Apache Solr 8.4 is an important, notable release for one reason: it’s default security settings.
I’m guilty as charged for having been broadly dismissive of security issues with Solr for a few reasons (excuses, really):
- Solr is a search engine that needs to have All The Data in order to be useful.
- I come from an academic / knowledge mindset of Open is Better.
- Solr relies on its deployed environment for resources and configuration, which is out of Solr’s control and thus “not [our] problem”.
“Firewall it!” has been many a first response to, “How do I secure my Solr?” That’s still sage advice. But it’s easier said than done on a system that has historically run open by default. Attacks/mishaps from inside the firewall are common anyway. Just firewalling things isn’t the answer to the real question at hand (though “of course you should firewall it”). The answer is that Solr must own it’s own security.
Security is a nuanced topic spanning open bound ports, server exposed endpoints and capabilities thereof, authentication and authorization of users accessing the system, in to the data available and access control requirements of each piece of data, and ultimately even the resources available on or from the systems exposed.
What’s Fixed in Solr 8.4
The Apache Solr team wrangled several security vulnerabilities over the last year. With immense credit and gratitude to the other Solr committers notably Ishan and Noble in this case, I swept up behind the mess that I had made in an age-old feature I contributed to Solr and worked directly to address its zero-day RCE (remote code execution) vulnerability.
There are several categories of security related changes in this release: addition of security related HTTP response headers, the removal of built-in “contrib” modules from the default collection configuration, the hardening of VelocityResponseWriter, and package/plugin management features.
Security related HTTP headers
Removal of “contrib” modules from default collection configuration
We’ve allowed Solr’s default configuration to become an accumulation of various end-points through what’s know as “contrib” (built into the distribution, but separate components that can be plugged in easily). These components are powerful (allow scripting capabilities), yet aren’t supported as well as core Solr code. Rarely does one _really_ run all of these things, but they’re ready for action on all default `bin/solr create -c <collection>` created collections since days of yore.
This is now now longer the case, with the following dramatic changes to the default configset ( SOLR-13978):
- Library inclusions (<lib ../>) for extraction, solr-cell libs, clustering, velocity, LTR and language identifier
- /browse, /tvrh and /update/extract handlers
- TermVector component
(if someone wants it, can be added using config APIs)
- XSLT response writer
- Velocity response writer
Using these components in your collections is now a matter of adding the necessary pieces to a trusted configset of your choosing through configset editing via ZK operations or Config APIs.

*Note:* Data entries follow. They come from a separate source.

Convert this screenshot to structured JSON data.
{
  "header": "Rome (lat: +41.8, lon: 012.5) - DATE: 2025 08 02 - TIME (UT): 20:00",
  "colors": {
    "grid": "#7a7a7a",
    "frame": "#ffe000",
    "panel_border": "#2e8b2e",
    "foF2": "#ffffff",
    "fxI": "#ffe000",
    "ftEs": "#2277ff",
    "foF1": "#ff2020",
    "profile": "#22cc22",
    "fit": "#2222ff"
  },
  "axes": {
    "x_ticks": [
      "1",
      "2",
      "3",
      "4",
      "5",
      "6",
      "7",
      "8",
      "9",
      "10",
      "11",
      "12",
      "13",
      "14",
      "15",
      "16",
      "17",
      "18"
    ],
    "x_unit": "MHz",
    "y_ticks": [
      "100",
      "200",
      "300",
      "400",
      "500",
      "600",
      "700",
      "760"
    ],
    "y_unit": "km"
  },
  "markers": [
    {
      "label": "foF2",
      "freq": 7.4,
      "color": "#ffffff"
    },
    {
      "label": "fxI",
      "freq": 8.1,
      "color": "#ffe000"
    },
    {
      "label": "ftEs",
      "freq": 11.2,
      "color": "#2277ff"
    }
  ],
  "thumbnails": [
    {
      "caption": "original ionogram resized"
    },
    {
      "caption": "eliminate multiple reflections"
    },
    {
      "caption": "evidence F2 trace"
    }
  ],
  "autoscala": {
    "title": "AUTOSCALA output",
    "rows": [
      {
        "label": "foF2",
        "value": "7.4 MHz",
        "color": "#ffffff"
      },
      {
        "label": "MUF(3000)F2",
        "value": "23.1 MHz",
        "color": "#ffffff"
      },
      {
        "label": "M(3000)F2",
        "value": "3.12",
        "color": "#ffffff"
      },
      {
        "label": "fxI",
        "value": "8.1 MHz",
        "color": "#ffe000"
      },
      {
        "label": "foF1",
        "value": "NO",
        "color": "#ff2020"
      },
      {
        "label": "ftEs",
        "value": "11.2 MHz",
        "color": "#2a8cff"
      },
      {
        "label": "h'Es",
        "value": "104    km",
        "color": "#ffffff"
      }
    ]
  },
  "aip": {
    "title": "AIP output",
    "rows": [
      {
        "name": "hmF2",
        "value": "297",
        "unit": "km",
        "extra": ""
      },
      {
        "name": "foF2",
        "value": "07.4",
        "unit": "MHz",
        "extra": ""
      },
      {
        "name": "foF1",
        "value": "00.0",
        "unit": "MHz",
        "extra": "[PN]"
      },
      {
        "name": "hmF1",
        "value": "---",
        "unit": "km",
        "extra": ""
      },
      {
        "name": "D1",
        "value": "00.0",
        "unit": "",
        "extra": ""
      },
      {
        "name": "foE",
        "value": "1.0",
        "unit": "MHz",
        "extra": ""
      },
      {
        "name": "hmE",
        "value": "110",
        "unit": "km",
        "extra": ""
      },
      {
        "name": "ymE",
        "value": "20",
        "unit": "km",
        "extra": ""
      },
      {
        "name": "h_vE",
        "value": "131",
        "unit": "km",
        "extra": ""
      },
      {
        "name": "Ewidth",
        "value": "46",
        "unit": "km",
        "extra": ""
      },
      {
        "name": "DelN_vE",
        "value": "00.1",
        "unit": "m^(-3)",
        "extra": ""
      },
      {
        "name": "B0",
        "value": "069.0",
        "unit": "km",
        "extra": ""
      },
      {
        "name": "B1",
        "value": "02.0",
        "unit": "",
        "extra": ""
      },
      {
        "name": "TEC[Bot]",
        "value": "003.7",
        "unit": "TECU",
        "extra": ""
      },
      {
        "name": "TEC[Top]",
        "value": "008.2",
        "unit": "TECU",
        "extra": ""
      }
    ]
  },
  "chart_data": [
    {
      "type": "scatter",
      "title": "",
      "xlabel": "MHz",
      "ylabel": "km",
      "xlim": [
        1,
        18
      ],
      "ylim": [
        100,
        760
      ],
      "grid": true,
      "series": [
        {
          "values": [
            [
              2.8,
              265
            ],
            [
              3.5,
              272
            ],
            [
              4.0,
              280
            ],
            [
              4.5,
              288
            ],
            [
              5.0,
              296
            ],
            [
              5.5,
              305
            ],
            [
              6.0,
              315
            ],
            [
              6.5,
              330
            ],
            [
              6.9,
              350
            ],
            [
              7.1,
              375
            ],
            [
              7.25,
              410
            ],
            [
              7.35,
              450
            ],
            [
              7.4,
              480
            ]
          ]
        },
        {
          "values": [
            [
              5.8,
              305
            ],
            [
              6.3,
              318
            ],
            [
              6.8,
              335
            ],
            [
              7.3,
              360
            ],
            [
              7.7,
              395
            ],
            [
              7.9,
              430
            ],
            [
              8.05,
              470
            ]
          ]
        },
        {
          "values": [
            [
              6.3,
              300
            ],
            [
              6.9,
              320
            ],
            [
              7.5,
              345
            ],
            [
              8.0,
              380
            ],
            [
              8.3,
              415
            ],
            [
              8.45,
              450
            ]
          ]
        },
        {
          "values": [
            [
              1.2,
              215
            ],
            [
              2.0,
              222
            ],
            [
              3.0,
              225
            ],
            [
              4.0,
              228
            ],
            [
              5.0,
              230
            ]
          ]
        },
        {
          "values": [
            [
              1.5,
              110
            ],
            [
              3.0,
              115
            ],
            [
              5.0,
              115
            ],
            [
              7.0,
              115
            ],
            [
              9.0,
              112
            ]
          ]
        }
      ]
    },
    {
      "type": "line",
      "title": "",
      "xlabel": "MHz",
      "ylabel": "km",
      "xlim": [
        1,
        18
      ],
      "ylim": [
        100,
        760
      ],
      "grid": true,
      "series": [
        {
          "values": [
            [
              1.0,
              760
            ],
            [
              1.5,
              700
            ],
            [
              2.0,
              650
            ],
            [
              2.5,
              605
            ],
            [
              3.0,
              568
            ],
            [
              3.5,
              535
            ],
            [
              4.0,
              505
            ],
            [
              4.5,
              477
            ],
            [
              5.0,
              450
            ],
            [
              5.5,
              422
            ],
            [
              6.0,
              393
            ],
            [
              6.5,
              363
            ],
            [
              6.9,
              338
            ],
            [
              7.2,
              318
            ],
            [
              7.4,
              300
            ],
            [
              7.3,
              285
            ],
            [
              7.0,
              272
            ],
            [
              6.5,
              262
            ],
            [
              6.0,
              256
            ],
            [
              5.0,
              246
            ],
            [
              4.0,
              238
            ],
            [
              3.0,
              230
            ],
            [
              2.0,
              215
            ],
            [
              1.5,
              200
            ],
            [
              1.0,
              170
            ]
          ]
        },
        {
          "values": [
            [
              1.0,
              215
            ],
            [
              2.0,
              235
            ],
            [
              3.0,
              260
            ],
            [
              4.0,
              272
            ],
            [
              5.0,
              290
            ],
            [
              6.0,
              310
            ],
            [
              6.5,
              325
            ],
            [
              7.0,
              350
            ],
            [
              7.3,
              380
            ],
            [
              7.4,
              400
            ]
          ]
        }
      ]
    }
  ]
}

Additionally, untrusted configsets (ones that are uploaded via unsecured configset API) cannot use the <lib> directive. (via SOLR-14071)
I’m working on an update on the https://lucidworks.com/post/solr-5-new-binpost-utility/ series of articles due to these changes, as all of these niceties of being able to easily create a collection, post data to it, and visually navigate search results in a few commands is no longer out of the box pleasant… for your own (default) good, mind you.
Hardening of the VelocityResponseWriter
I built this thing to be able to do *anything* and *everything*. Velocity is a templating library, that renders the output of processing macros which ultimately are Java objects which have methods. The VelocityResponseWriter puts the kitchen sink into the Velocity _context_, the “data” (err, objects) available to the templates is rich. That’s where I went too far, or rather took the easy way out and gave the templates everything when all they really need are some key/value strings to render, not object graphs that can navigate to `$rt.getRuntime().exec(…)`. Oh the power!
Solr 8.3.1 was a first attempt at addressing this issue, but left one other door open. The 8.4 release closed all known, and many theoretically and technically possible avenues as well. With this component not registered by default any more, it’s not a vector contender out of the box.
Package/plugin management features
SOLR-13821 gives us a solid start to one of Solr’s holy grail needs – a security conscious package management. Packages, encapsulated in .jar files, must be signed and hosted by a trusted package store. We expect to see those components removed from the default configuration re-emerge as new and improved easily installable packages in the Solr 9.0 time frame.
Be Careful Out There
Solr 8.4 gets us to a tight, secure core out of the box, still with all the powerful componentry available to authenticated, trusted configurations. The team will continue to work vigilantly to be security-minded while still providing all the necessary capabilities safely.